HOLY SATURDAY – SITTING BY THE GRAVE
Good Friday, and then Easter.
But a day is missing in that story. To move from Friday to Sunday we must walk through Saturday.
Saturday, however, is a lonely day. Death has won. Hope is lost. Jesus of Nazareth in a tomb. His disciples are afraid, hiding, and deeply depressed. Everything they had invested in for the past three years seems pointless now. They forsook their Master; they lost faith in that moment. They are leaderless, hopeless, and aimless.
On Holy Saturday we sit by the grave to feel the gloom of the grave, to face the reality of death itself. It is a day to weep, fast, and mourn. The late second century church (e.g. Irenaeus) fasted from all food on this day because it was a day of mourning. They did not break the fast until Easter morning.
Those of us who have spent time at graves - in my case the graves of parents, numerous dear friends and relatives – understand this grief, the despair of the grave. I have spent much of my life running away from graves, and I have rarely spent much time thinking about Holy Saturday.
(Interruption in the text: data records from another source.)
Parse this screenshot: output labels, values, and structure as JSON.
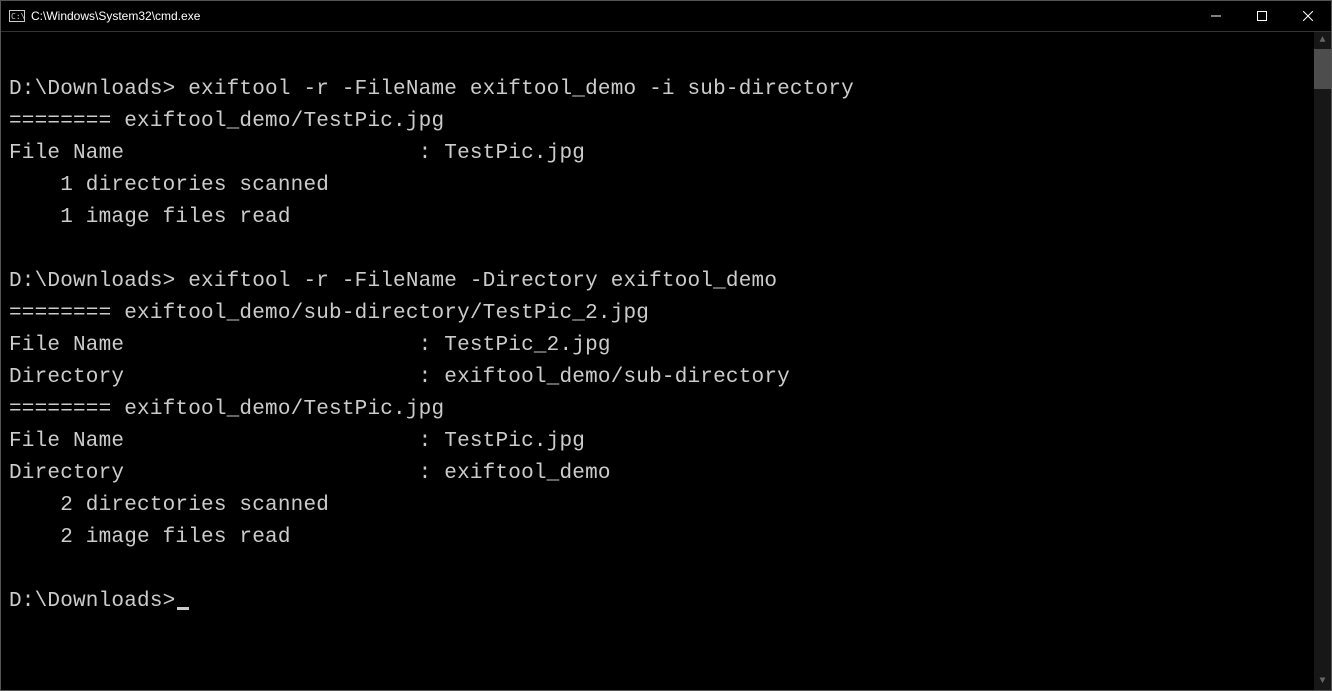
{
  "window": {
    "title": "C:\\Windows\\System32\\cmd.exe"
  },
  "terminal": {
    "lines": [
      "",
      "D:\\Downloads> exiftool -r -FileName exiftool_demo -i sub-directory",
      "======== exiftool_demo/TestPic.jpg",
      "File Name                       : TestPic.jpg",
      "    1 directories scanned",
      "    1 image files read",
      "",
      "D:\\Downloads> exiftool -r -FileName -Directory exiftool_demo",
      "======== exiftool_demo/sub-directory/TestPic_2.jpg",
      "File Name                       : TestPic_2.jpg",
      "Directory                       : exiftool_demo/sub-directory",
      "======== exiftool_demo/TestPic.jpg",
      "File Name                       : TestPic.jpg",
      "Directory                       : exiftool_demo",
      "    2 directories scanned",
      "    2 image files read",
      ""
    ],
    "prompt": "D:\\Downloads>"
  }
}
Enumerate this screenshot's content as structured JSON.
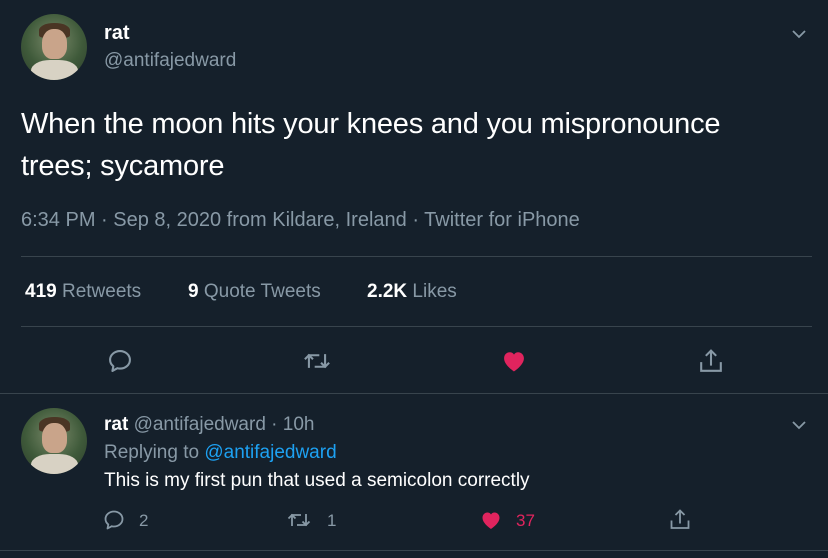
{
  "tweet": {
    "display_name": "rat",
    "handle": "@antifajedward",
    "text_line1": "When the moon hits your knees and you mispronounce",
    "text_line2": "trees; sycamore",
    "meta": "6:34 PM · Sep 8, 2020 from Kildare, Ireland · Twitter for iPhone",
    "stats": {
      "retweets_count": "419",
      "retweets_label": "Retweets",
      "quotes_count": "9",
      "quotes_label": "Quote Tweets",
      "likes_count": "2.2K",
      "likes_label": "Likes"
    },
    "liked": true,
    "icons": [
      "reply-icon",
      "retweet-icon",
      "like-icon",
      "share-icon",
      "chevron-down-icon"
    ]
  },
  "reply": {
    "display_name": "rat",
    "handle_time": "@antifajedward · 10h",
    "replying_prefix": "Replying to",
    "replying_to": "@antifajedward",
    "text": "This is my first pun that used a semicolon correctly",
    "reply_count": "2",
    "retweet_count": "1",
    "like_count": "37",
    "liked": true
  },
  "colors": {
    "background": "#15202b",
    "text": "#ffffff",
    "muted": "#8899a6",
    "link": "#1da1f2",
    "like": "#e0245e",
    "divider": "#38444d"
  }
}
It is much easier to skip from Friday to Easter than to dwell on Holy Saturday. As what happened in my life, we skip grief as much as possible. It is easier to run from grief. We prefer to escape it rather than face it or endure it.
Holy Saturday reminds me to grieve, to lament. It reminds me to rail against death, the enemy of both God and humanity. It reminds me to protest death and renew my hatred for it. It reminds me to feel again and sit with the disciples in their despair.
Indeed, to sit with the disciples is to sit with humanity in the face of death. When we sit at the grave we recognize our powerlessness. We cannot reverse death; we cannot defeat this enemy. Holy Saturday creates a yearning for Easter. We need Easter for without if we are dead.
But Easter is a faint victory if we do not fully recognize the horror of death. Death threatens us with non-being and it dismantles life so that there is no meaning, purpose, or joy that lasts. Easter is God’s gift; it is God’s “Yes” to Death’s “No.”
Yesterday we remembered the death of Jesus on Good Friday, today we sit at the grave, but tomorrow, Sunday, we are renewed by the hope of the resurrection.
Jesus walked that path, and we follow him. We, too, will have our Friday; one day we will be entombed and loved ones will mourn at our graves. However – by the grace and mercy of God – on that great day we will rise again to walk with Jesus upon the new heaven and new earth.
That is the meaning of Good Friday, Holy Saturday and Easter.